Alcatraz Island is located in the San Francisco Bay, 2.4 km offshore from San Francisco, California, United States. Often referred to as "The Rock", the small island was developed with facilities for a lighthouse, a military fortification, a military prison (1868), and a federal prison from 1933 until 1963.
Native Americans kept well away from the island, calling it "Evil Island" and believing it to be cursed. The first Spaniard to document the island was Juan Manuel de Ayala in 1775, who charted San Francisco Bay and named one of the three islands he identified as the "La Isla de los Alcatraces," which translates as "The Island of the Pelicans" from the archaic Spanish alcatraz (in English: "pelican"). Over the years, the English version "Alcatraz" became popular and is now widely used. The Spanish put a few small buildings on the island, little else.
Because of its isolation from the outside by the cold, strong, hazardous currents of the waters of San Francisco Bay, Alcatraz was used to house Civil War prisoners as early as 1861.
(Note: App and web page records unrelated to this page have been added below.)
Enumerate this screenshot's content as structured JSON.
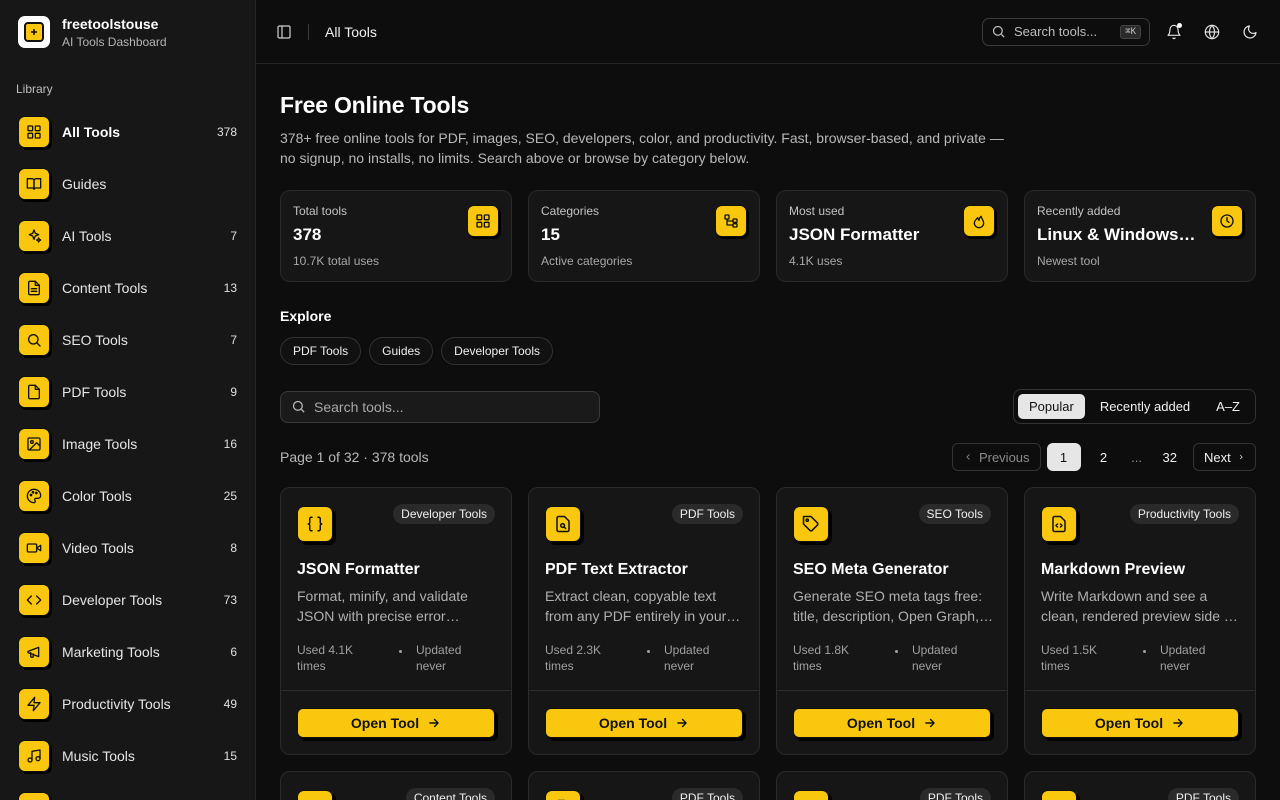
{
  "brand": {
    "name": "freetoolstouse",
    "subtitle": "AI Tools Dashboard"
  },
  "sidebar": {
    "section_label": "Library",
    "items": [
      {
        "label": "All Tools",
        "count": "378",
        "icon": "grid-icon",
        "active": true
      },
      {
        "label": "Guides",
        "count": "",
        "icon": "book-icon"
      },
      {
        "label": "AI Tools",
        "count": "7",
        "icon": "sparkles-icon"
      },
      {
        "label": "Content Tools",
        "count": "13",
        "icon": "file-text-icon"
      },
      {
        "label": "SEO Tools",
        "count": "7",
        "icon": "search-icon"
      },
      {
        "label": "PDF Tools",
        "count": "9",
        "icon": "file-icon"
      },
      {
        "label": "Image Tools",
        "count": "16",
        "icon": "image-icon"
      },
      {
        "label": "Color Tools",
        "count": "25",
        "icon": "palette-icon"
      },
      {
        "label": "Video Tools",
        "count": "8",
        "icon": "video-icon"
      },
      {
        "label": "Developer Tools",
        "count": "73",
        "icon": "code-icon"
      },
      {
        "label": "Marketing Tools",
        "count": "6",
        "icon": "megaphone-icon"
      },
      {
        "label": "Productivity Tools",
        "count": "49",
        "icon": "zap-icon"
      },
      {
        "label": "Music Tools",
        "count": "15",
        "icon": "music-icon"
      }
    ]
  },
  "topbar": {
    "title": "All Tools",
    "search_placeholder": "Search tools...",
    "shortcut": "⌘K"
  },
  "page": {
    "title": "Free Online Tools",
    "description": "378+ free online tools for PDF, images, SEO, developers, color, and productivity. Fast, browser-based, and private — no signup, no installs, no limits. Search above or browse by category below."
  },
  "stats": [
    {
      "label": "Total tools",
      "value": "378",
      "sub": "10.7K total uses",
      "icon": "grid-icon"
    },
    {
      "label": "Categories",
      "value": "15",
      "sub": "Active categories",
      "icon": "tree-icon"
    },
    {
      "label": "Most used",
      "value": "JSON Formatter",
      "sub": "4.1K uses",
      "icon": "flame-icon"
    },
    {
      "label": "Recently added",
      "value": "Linux & Windows Command Cheatsheet",
      "sub": "Newest tool",
      "icon": "clock-icon"
    }
  ],
  "explore": {
    "label": "Explore",
    "chips": [
      "PDF Tools",
      "Guides",
      "Developer Tools"
    ]
  },
  "filter": {
    "search_placeholder": "Search tools...",
    "sort_options": [
      "Popular",
      "Recently added",
      "A–Z"
    ],
    "active_sort": "Popular"
  },
  "pagination": {
    "info": "Page 1 of 32 · 378 tools",
    "previous": "Previous",
    "pages": [
      "1",
      "2",
      "...",
      "32"
    ],
    "current": "1",
    "next": "Next"
  },
  "cards": [
    {
      "title": "JSON Formatter",
      "badge": "Developer Tools",
      "description": "Format, minify, and validate JSON with precise error reporting.",
      "used": "Used 4.1K times",
      "updated": "Updated never",
      "button": "Open Tool",
      "icon": "braces-icon"
    },
    {
      "title": "PDF Text Extractor",
      "badge": "PDF Tools",
      "description": "Extract clean, copyable text from any PDF entirely in your browser.",
      "used": "Used 2.3K times",
      "updated": "Updated never",
      "button": "Open Tool",
      "icon": "file-search-icon"
    },
    {
      "title": "SEO Meta Generator",
      "badge": "SEO Tools",
      "description": "Generate SEO meta tags free: title, description, Open Graph, Twitter.",
      "used": "Used 1.8K times",
      "updated": "Updated never",
      "button": "Open Tool",
      "icon": "tag-icon"
    },
    {
      "title": "Markdown Preview",
      "badge": "Productivity Tools",
      "description": "Write Markdown and see a clean, rendered preview side by side.",
      "used": "Used 1.5K times",
      "updated": "Updated never",
      "button": "Open Tool",
      "icon": "file-code-icon"
    }
  ],
  "cards_row2": [
    {
      "badge": "Content Tools",
      "icon": "type-icon"
    },
    {
      "badge": "PDF Tools",
      "icon": "file-edit-icon"
    },
    {
      "badge": "PDF Tools",
      "icon": "scan-icon"
    },
    {
      "badge": "PDF Tools",
      "icon": "scissors-icon"
    }
  ],
  "colors": {
    "accent": "#f9c80e",
    "background": "#0d0d0d",
    "sidebar": "#171717",
    "card": "#161616"
  }
}
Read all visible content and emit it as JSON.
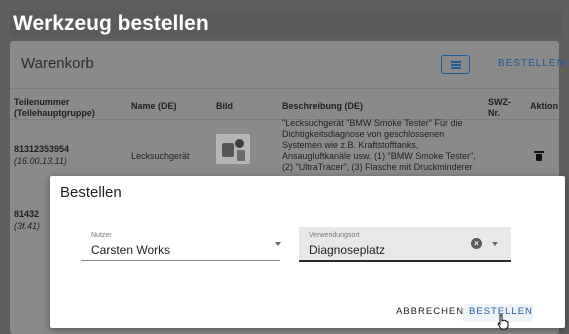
{
  "page": {
    "title": "Werkzeug bestellen"
  },
  "cart": {
    "title": "Warenkorb",
    "list_button_icon": "list-icon",
    "order_link": "BESTELLEN",
    "headers": {
      "part_no": "Teilenummer",
      "part_group": "(Teilehauptgruppe)",
      "name": "Name (DE)",
      "image": "Bild",
      "description": "Beschreibung (DE)",
      "swz_1": "SWZ-",
      "swz_2": "Nr.",
      "action": "Aktion"
    },
    "rows": [
      {
        "part_no": "81312353954",
        "group": "(16.00.13.11)",
        "name": "Lecksuchgerät",
        "desc": [
          "\"Lecksuchgerät \"BMW Smoke Tester\" Für die",
          "Dichtigkeitsdiagnose von geschlossenen",
          "Systemen wie z.B. Kraftstofftanks,",
          "Ansaugluftkanäle usw.  (1) \"BMW Smoke Tester\",",
          "(2) \"UltraTracer\", (3) Flasche mit Druckminderer"
        ],
        "action_icon": "trash-icon"
      },
      {
        "part_no": "81432",
        "group": "(3f.41)",
        "action_icon": "trash-icon"
      }
    ]
  },
  "dialog": {
    "title": "Bestellen",
    "user_field": {
      "label": "Nutzer",
      "value": "Carsten Works"
    },
    "use_field": {
      "label": "Verwendungsort",
      "value": "Diagnoseplatz"
    },
    "clear_symbol": "×",
    "cancel": "ABBRECHEN",
    "confirm": "BESTELLEN"
  }
}
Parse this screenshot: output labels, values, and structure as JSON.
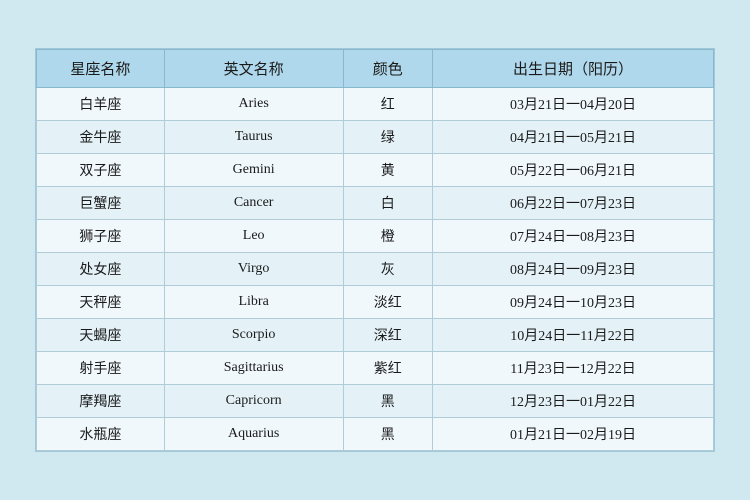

Following the war in 1866, the army switched the focus of its plans for Alcatraz from coastal defense to detention, a task for which it was well suited because of its isolation. In 1867, a brick jailhouse was built, and in 1868, Alcatraz was officially designated a long-term detention facility for military prisoners.
In 1909 construction began on the huge concrete main cell block, which remains the island's dominant feature. It was completed in 1912. The building had been constructed in an excavated pit (creating a dry "moat") to enhance its defensive potential. The first floor was then incorporated as a basement to the new cell block, giving rise to the popular legend of "dungeons" below the main cell block. The Fortress was deactivated as a military prison in October 1933 and transferred to the Bureau of Prisons. Alcatraz was designed to hold prisoners who continuously caused trouble at other federal prisons. During the 29 years it was in use, the jail held some of the most notorious criminals in American history, such as Al Capone, Robert Franklin Stroud (the Birdman of Alcatraz), or George "Machine Gun" Kelly. During its 29 years of operation, the penitentiary claimed that no prisoner successfully escaped. A total of 36 prisoners made 14 escape attempts, two men trying twice; 23 were caught, six were shot and killed during their escape, two drowned, and five are listed as "missing and presumed drowned".
Today, the island's facilities are managed by the National Park Service as part of the Golden Gate National Recreation Area; it is open to tours. Visitors can reach the island by ferry ride.